Matewan, the con-spectare-cy

by Michaela B 

The “virtual film night” has never satisfied me, personally. I love films, alone or with others. But when I’m with other moviegoers, I really want to be with them. As others react with pleasure, surprise, or dismay, I want to sense it. I didn’t even realize how much I missed it. Even at the multiplex, there’s something vaguely unifying about everyone doing the same thing at the same time—when everyone jumps or laughs, it feels good. 

As the pandemic has become less severe in some places, I have started to go to films in public again. As we attempt to safely gather for in person or hybrid socialist socializing, we can create chapter viewings that serve a triple purpose: sensory pleasure, political education, and comradely presence. “Conspiracy” means to breathe together. So, what would a bunch of leftists watching a movie together be called? A con-spectare-cy? 

August 2021 marked the 100th anniversary of the Battle of Blair Mountain, the bloodiest and most decisive of a collection of labor skirmishes known as “The Coal Wars” of West Virginia. The Wars pitted coal workers trying to organize with the United Mine Workers of America (UMWA) against local and state police and the goon squad—the Baldwin-Felts Detective Agency—hired by powerful coal bosses. At Blair Mountain, 100 miners were killed over five days, and the carnage only ceased when US Army troops and WV Army National Guardsmen numbering close to 30,000 were called in. Nearly 1,000 miners were arrested for fighting for their lives and rights, many under charges of treason and murder. 

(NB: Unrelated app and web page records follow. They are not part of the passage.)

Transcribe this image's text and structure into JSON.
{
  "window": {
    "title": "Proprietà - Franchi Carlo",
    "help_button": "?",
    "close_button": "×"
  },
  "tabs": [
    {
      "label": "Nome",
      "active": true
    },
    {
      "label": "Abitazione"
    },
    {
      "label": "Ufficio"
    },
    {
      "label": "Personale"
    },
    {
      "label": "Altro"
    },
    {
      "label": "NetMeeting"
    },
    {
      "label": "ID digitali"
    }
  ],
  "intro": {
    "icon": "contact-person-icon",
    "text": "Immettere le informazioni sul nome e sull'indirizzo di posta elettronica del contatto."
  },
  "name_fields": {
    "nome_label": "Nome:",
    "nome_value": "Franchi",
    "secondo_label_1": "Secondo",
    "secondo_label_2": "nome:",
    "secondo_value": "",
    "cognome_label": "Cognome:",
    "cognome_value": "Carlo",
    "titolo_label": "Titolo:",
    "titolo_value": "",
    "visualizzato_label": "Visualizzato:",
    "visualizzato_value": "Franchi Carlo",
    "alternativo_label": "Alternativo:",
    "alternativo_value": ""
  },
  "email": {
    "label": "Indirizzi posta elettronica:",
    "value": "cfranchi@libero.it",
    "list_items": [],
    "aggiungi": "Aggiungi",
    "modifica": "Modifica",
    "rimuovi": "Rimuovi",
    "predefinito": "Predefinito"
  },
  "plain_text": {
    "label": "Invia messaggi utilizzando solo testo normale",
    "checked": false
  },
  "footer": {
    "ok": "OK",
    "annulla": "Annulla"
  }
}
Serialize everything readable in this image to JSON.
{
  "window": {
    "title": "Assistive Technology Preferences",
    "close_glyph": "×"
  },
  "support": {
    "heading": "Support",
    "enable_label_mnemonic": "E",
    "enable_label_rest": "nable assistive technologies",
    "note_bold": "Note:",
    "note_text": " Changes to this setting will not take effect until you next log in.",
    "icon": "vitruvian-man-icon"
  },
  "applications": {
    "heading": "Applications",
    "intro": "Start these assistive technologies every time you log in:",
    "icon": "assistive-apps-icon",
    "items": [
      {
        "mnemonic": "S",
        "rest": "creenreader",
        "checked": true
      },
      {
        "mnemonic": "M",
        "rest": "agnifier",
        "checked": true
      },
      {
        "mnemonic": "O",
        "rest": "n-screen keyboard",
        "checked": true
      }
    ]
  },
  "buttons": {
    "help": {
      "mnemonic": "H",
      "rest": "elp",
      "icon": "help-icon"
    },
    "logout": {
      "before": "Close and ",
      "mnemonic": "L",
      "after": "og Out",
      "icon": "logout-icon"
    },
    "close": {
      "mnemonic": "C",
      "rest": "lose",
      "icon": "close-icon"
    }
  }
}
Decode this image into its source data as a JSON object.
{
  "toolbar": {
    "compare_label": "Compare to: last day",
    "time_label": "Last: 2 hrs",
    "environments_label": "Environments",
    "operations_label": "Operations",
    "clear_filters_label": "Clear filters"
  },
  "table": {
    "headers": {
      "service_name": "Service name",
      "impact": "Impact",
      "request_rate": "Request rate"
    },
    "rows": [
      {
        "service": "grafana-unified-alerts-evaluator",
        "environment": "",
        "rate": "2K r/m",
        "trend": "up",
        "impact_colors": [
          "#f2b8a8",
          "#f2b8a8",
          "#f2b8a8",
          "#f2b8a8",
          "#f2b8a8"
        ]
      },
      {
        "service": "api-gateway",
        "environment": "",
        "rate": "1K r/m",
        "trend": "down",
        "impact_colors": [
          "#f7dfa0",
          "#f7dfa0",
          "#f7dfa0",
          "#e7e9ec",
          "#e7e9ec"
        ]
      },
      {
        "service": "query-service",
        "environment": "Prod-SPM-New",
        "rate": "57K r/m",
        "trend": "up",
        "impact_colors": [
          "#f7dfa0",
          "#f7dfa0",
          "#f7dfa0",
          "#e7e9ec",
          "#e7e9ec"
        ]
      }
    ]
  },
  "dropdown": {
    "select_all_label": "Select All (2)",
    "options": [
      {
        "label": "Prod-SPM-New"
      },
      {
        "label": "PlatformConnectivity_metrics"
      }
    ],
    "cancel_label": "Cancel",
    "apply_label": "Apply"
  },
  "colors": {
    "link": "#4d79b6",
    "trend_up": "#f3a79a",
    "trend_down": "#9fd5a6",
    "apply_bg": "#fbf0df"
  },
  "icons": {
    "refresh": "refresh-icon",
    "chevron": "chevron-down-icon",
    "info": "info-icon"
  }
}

The year prior to the Battle of Blair Mountain, there was the Matewan massacre, a much smaller but catalyzing fight between Baldwin-Felts agents and striking miners in the town of Matewan, WV. The 1987 film Matewan, directed by John Sayles, tells a fictionalized but broadly accurate version of the events leading up to the massacre, which left more agents dead than miners but resulted in a martial crackdown and intensified worker abuses, paving the way to the fateful five days in the following August. 

Our chapter’s political education committee put on a members-and-family-only screening of Matewan on Juneteenth last year, after running a poll of five films that focus on multiracial labor struggles and Black liberation. Before we pressed play on Matewan, a Political Education committee member gave a brief summary of the historical context, discussed why the film was appropriate for Juneteenth, and raised a few questions for comrades to consider while they watched. All that was required were comrades willing to volunteer spare space, a little bit of time, and portable home entertainment equipment—and an adequate stream of the film. With more planning, we might have sprung for a DVD. 

While Matewan is broadly about the striking workers fight to beat the bosses, in the film, their prospective organizational success is complicated by their struggle to overcome anti-Black and anti-migrant bias.  Matewan balances touching, hopeful portrayals of uneven but still growing cross-ethnic and multiracial solidarity with the unsentimental realism of casual and not-so-casual racism and parochial mistrust, systematically fomented by the company that oppresses and controls the entire town, but also clearly and rigidly normalized within that community. The IWW organizer tasked with getting the union off the ground, played by Chris Cooper, sees the massive hurdle racism presents and does his best to explain why it’s a failed proposition to the unionizing white miners, who, suspicious also of this “outsider,” listen first with skepticism. 

As they, Black and Italian workers and their families slowly warm to each other through social interaction and work for their common survival, there remains a sense of tragic frustration as the pressure from the bosses increases and white miners falter in their drive to “one big union.” The film is not a straightforward moral lesson, however, and the valences are intersecting and multiple, perfect for a good post-screening discussion. The excellent ensemble cast, including Mary McDonnell, James Earl Jones, and David Strathairn (and a very young and charismatic Will Oldham), create a textured narrative that shows, with great sympathy, the power and the failings of human beings, and both the desire and the need for collective, democratic ways of living. 

There are many directions a political education session around Matewan could go. For instance, the scenes from the strike camp and the boarding house are wonderful object lessons of social reproduction theory. The “red-blooded Americans” answering the ambiguously worded employment ads for the murderous Baldwin-Felts agency are young men who would otherwise be jobless or mining coal—and here, the socialist pacifist arguments brought up by Cooper’s character faintly but clearly resonate. “All I saw were workers killing other workers, and there wasn’t any point in it…If them two years [in jail] kept me from killing some poor stiff who got pushed out onto a battlefield by rich folks and politicians, then they were worth it.” 

Besides the recent centennial of the Coal Wars, there’s another reason a viewing of Matewan right now is appropriate for DSA members. UMWA, the United Mine Workers of America, has been on strike in Alabama since April 2021, fighting for a fair contract from Warrior Coal. Find out more about the strike here:

Has your chapter had a successful in person, hybrid, or virtual film screening? What did you watch, and how did you decide what to watch? How did you do the event safely? Did you have a discussion—and if so, how did you frame it?  What else was notable about the event? Submit your chapter’s story here, and put RED LETTER in the subject line! Please aim for a maximum of 500 words. [email protected]